WORK ORDER: In the entries below, find every line with the string "title" and copy it.

TASK DATA:
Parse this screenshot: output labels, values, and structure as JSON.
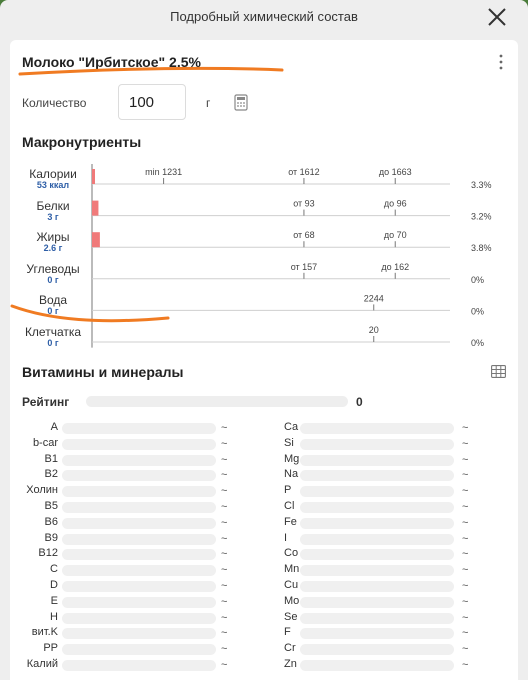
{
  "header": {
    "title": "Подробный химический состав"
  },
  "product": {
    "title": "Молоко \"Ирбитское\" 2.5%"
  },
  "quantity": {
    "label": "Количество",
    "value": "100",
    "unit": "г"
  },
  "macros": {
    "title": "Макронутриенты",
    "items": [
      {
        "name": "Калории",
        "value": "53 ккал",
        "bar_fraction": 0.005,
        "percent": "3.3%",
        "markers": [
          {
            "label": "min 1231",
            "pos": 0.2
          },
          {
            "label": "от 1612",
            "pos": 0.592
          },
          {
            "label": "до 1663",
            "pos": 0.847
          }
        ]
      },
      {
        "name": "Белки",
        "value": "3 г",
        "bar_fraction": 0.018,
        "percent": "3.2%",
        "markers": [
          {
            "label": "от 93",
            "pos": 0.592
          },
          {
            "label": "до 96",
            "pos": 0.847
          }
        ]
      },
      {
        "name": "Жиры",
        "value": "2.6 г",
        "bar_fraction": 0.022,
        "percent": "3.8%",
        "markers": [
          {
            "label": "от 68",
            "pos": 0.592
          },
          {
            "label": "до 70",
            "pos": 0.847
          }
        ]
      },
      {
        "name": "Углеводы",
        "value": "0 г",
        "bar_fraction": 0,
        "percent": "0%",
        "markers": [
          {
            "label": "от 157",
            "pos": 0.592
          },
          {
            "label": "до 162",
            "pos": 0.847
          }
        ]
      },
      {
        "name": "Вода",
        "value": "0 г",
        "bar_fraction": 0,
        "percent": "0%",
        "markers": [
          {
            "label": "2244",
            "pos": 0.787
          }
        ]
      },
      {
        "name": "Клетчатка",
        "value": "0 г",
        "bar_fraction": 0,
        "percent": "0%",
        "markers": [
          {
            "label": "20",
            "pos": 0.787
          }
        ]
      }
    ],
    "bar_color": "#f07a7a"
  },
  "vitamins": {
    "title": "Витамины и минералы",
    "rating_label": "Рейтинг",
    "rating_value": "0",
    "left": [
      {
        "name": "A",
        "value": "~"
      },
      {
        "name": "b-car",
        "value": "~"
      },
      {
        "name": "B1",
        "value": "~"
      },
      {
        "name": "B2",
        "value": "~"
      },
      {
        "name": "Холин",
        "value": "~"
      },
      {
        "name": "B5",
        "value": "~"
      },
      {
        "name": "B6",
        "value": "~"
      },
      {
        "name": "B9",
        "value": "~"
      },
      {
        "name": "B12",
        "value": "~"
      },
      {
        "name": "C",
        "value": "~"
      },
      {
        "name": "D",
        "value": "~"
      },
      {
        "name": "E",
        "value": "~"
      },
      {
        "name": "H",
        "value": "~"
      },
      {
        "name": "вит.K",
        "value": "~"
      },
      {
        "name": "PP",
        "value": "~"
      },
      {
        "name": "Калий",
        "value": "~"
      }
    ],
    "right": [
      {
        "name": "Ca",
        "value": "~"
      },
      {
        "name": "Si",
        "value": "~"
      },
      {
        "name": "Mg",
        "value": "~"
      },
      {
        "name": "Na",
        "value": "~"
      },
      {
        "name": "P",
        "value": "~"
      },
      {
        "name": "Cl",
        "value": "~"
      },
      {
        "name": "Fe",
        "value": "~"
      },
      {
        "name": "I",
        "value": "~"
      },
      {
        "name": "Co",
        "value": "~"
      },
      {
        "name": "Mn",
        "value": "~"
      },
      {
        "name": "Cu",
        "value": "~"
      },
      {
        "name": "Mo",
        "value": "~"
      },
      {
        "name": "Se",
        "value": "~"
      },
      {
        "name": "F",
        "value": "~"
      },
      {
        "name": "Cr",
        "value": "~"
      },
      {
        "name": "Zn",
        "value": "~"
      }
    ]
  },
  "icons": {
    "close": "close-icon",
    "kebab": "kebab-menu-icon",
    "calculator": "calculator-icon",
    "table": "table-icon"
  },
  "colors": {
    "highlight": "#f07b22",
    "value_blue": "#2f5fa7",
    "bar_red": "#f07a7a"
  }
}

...

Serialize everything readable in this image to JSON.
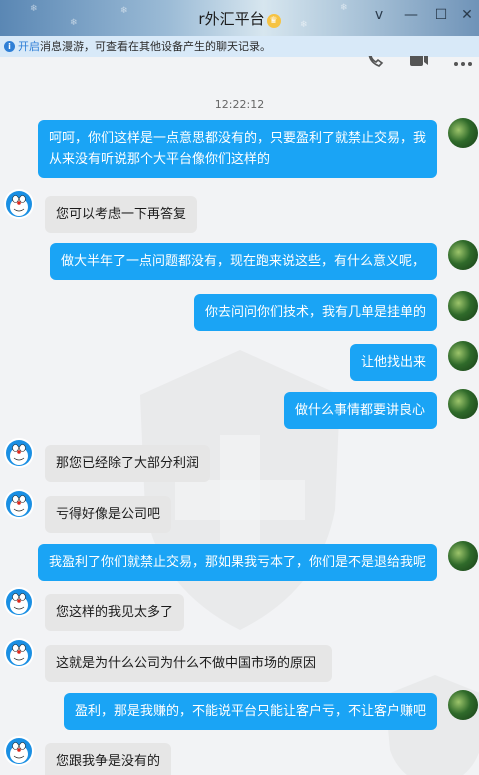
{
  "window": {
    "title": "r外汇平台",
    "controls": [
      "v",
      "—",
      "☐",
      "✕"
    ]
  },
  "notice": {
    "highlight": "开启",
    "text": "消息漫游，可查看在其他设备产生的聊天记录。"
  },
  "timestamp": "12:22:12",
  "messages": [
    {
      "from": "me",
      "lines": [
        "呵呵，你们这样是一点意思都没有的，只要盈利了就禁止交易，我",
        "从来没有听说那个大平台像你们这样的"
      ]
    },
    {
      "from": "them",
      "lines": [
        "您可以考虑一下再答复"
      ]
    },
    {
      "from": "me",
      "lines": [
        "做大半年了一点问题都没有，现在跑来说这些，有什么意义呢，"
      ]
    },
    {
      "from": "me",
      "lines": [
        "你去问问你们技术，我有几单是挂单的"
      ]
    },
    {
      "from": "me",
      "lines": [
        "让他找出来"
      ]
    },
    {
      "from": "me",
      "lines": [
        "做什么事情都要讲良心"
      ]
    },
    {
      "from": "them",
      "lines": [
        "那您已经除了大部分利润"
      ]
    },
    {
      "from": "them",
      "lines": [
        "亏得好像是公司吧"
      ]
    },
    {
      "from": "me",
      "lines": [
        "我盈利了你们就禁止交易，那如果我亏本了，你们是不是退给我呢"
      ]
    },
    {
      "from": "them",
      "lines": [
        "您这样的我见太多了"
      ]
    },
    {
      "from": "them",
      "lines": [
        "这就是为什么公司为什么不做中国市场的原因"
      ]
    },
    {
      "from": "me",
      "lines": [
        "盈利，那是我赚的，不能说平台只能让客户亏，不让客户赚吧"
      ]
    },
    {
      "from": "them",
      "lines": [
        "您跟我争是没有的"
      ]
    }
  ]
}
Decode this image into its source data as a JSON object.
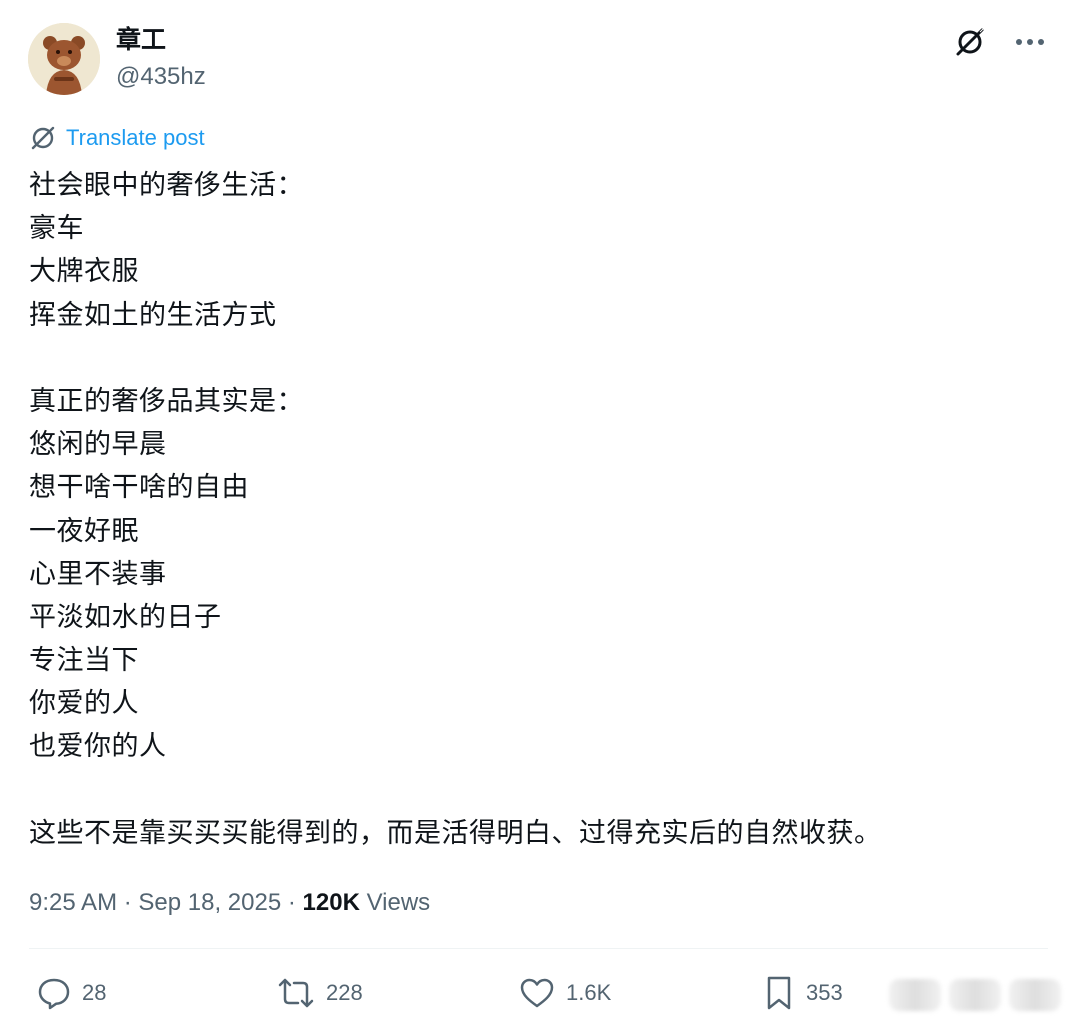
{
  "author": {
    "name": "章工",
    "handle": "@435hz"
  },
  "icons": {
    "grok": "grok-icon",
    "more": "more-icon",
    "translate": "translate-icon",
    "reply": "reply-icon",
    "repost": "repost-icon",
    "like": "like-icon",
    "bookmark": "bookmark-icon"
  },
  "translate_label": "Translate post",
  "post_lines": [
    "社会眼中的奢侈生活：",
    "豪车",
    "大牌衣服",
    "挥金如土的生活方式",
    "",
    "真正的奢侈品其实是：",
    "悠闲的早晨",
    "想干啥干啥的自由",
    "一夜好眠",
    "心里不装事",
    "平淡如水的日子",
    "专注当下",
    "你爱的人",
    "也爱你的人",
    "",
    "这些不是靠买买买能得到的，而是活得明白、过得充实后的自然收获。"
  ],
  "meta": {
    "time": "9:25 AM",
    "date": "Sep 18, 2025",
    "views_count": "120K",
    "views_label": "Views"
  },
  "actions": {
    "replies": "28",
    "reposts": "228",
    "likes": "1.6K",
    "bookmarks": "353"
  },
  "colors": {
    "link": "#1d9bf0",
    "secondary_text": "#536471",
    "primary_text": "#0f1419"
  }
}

RESPONSE TO THE TASK:
    "title": "Подробный химический состав"
    "title": "Молоко \"Ирбитское\" 2.5%"
    "title": "Макронутриенты",
    "title": "Витамины и минералы",
    "title": "r外汇平台",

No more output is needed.